**EXERCISE DESCRIPTION**.
From the entries below, tally how many lines contain "meter" and report only that figure.

**ENTRIES SUPPLIED**.
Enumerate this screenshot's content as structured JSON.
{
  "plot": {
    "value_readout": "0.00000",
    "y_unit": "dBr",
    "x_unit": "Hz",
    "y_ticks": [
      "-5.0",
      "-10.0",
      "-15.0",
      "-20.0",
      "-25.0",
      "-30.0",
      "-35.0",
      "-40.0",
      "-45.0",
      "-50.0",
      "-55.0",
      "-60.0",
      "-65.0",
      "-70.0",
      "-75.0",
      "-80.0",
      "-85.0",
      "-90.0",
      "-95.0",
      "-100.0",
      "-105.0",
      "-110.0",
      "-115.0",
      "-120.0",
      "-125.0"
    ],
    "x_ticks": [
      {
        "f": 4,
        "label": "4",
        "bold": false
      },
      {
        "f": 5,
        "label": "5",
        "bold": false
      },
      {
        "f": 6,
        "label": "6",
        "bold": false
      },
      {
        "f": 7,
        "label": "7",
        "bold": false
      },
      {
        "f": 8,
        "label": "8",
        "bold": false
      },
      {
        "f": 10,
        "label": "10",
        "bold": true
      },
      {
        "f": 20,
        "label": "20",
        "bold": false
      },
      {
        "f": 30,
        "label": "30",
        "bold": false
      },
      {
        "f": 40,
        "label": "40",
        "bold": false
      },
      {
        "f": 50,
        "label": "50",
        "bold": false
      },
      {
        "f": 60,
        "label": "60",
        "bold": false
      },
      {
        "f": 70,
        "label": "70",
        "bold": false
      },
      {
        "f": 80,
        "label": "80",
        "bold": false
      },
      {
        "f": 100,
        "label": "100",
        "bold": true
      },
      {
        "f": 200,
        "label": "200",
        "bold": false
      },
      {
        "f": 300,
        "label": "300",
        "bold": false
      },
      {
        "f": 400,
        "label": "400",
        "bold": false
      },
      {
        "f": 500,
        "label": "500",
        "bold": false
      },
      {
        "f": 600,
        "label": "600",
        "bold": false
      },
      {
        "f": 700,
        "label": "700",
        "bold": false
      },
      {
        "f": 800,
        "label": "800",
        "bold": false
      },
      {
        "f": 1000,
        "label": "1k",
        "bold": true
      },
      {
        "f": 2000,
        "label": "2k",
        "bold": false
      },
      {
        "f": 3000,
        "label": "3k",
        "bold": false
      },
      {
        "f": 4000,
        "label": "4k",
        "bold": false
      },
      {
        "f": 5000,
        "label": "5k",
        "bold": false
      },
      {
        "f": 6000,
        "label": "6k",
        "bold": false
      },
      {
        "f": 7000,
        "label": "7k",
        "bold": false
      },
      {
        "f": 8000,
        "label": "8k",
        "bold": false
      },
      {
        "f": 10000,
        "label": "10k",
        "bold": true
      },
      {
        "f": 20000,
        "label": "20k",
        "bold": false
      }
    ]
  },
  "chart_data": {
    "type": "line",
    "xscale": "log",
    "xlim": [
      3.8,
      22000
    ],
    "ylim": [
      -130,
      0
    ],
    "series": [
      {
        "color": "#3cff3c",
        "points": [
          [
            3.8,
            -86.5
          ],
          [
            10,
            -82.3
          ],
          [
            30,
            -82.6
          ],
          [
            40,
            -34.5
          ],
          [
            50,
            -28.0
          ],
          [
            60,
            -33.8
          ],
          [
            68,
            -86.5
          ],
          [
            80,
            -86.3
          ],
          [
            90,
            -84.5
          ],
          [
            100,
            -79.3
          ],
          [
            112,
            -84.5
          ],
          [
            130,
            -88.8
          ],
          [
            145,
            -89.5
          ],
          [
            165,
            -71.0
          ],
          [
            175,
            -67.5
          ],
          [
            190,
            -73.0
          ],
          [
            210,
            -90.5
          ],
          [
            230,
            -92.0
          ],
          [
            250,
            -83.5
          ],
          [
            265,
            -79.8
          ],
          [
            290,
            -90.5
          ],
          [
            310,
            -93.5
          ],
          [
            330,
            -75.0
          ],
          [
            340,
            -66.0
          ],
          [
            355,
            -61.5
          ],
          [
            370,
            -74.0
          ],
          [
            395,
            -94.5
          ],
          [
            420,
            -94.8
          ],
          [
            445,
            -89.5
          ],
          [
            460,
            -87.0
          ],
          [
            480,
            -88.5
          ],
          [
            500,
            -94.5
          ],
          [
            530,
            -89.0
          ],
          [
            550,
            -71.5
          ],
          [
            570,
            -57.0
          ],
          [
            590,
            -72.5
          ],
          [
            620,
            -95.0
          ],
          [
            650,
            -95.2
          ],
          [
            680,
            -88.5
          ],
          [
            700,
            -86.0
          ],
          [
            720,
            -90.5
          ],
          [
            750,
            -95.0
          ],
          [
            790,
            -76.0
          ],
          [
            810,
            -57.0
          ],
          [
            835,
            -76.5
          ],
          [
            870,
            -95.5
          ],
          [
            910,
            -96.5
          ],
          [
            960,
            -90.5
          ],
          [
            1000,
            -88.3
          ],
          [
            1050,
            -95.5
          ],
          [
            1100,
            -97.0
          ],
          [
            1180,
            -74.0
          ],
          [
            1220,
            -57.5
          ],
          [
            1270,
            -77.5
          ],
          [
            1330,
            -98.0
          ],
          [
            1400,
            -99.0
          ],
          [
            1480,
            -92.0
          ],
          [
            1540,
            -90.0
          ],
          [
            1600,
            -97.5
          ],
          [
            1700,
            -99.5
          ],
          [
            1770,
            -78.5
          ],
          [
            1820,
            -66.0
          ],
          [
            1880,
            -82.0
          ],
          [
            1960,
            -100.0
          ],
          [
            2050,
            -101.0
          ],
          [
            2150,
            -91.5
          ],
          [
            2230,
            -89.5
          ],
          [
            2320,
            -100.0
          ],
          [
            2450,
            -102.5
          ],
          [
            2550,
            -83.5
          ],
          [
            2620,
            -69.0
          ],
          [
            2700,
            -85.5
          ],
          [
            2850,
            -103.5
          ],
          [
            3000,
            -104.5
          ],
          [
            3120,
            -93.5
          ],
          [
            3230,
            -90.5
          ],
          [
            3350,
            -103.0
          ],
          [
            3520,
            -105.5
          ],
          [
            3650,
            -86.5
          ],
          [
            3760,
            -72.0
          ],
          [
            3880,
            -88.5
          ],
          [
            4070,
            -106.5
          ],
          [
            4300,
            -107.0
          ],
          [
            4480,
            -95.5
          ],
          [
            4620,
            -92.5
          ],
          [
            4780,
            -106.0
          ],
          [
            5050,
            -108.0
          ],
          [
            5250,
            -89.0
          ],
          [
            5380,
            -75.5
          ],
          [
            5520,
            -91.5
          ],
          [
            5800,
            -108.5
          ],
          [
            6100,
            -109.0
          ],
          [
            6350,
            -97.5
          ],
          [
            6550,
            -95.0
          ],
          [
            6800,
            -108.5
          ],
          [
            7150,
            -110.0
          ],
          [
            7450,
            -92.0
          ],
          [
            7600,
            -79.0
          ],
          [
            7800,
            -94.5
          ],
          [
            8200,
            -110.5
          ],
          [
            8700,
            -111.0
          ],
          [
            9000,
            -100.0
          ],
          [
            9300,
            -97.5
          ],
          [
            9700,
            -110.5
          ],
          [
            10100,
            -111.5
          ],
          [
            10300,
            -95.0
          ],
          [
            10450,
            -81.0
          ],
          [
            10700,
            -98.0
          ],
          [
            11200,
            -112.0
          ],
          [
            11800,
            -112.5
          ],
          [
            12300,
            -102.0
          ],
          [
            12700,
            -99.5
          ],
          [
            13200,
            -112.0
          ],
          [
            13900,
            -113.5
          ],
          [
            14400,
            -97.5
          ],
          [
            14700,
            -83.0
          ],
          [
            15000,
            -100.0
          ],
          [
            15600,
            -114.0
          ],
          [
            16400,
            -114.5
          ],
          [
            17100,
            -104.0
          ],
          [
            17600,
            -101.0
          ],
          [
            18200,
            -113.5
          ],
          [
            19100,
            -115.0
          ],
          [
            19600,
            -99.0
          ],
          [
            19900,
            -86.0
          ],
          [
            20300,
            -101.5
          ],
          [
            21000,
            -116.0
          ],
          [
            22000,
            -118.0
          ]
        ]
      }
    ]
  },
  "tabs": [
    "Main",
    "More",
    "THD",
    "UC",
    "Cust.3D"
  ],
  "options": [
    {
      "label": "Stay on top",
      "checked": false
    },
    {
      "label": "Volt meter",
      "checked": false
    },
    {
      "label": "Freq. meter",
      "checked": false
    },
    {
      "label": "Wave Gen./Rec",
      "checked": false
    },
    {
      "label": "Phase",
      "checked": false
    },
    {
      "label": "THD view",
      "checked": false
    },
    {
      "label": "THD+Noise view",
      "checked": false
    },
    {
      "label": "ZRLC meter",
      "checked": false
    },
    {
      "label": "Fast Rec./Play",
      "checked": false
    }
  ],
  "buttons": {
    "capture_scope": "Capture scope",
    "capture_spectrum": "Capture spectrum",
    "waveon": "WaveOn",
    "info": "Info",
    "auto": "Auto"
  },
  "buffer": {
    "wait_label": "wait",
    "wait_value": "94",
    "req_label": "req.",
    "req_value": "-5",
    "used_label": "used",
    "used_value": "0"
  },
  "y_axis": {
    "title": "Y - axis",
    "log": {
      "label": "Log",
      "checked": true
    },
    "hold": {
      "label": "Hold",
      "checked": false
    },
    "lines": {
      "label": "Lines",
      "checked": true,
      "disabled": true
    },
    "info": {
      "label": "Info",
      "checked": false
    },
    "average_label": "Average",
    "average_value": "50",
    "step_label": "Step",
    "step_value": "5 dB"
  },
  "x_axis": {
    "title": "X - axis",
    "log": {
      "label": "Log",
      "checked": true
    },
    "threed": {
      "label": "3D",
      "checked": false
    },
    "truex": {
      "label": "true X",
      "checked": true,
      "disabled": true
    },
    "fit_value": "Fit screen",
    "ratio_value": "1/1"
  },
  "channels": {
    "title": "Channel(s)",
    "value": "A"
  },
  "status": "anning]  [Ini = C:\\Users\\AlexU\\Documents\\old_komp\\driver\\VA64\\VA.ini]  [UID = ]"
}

**ANSWER TO THIS PROBLEM**.
3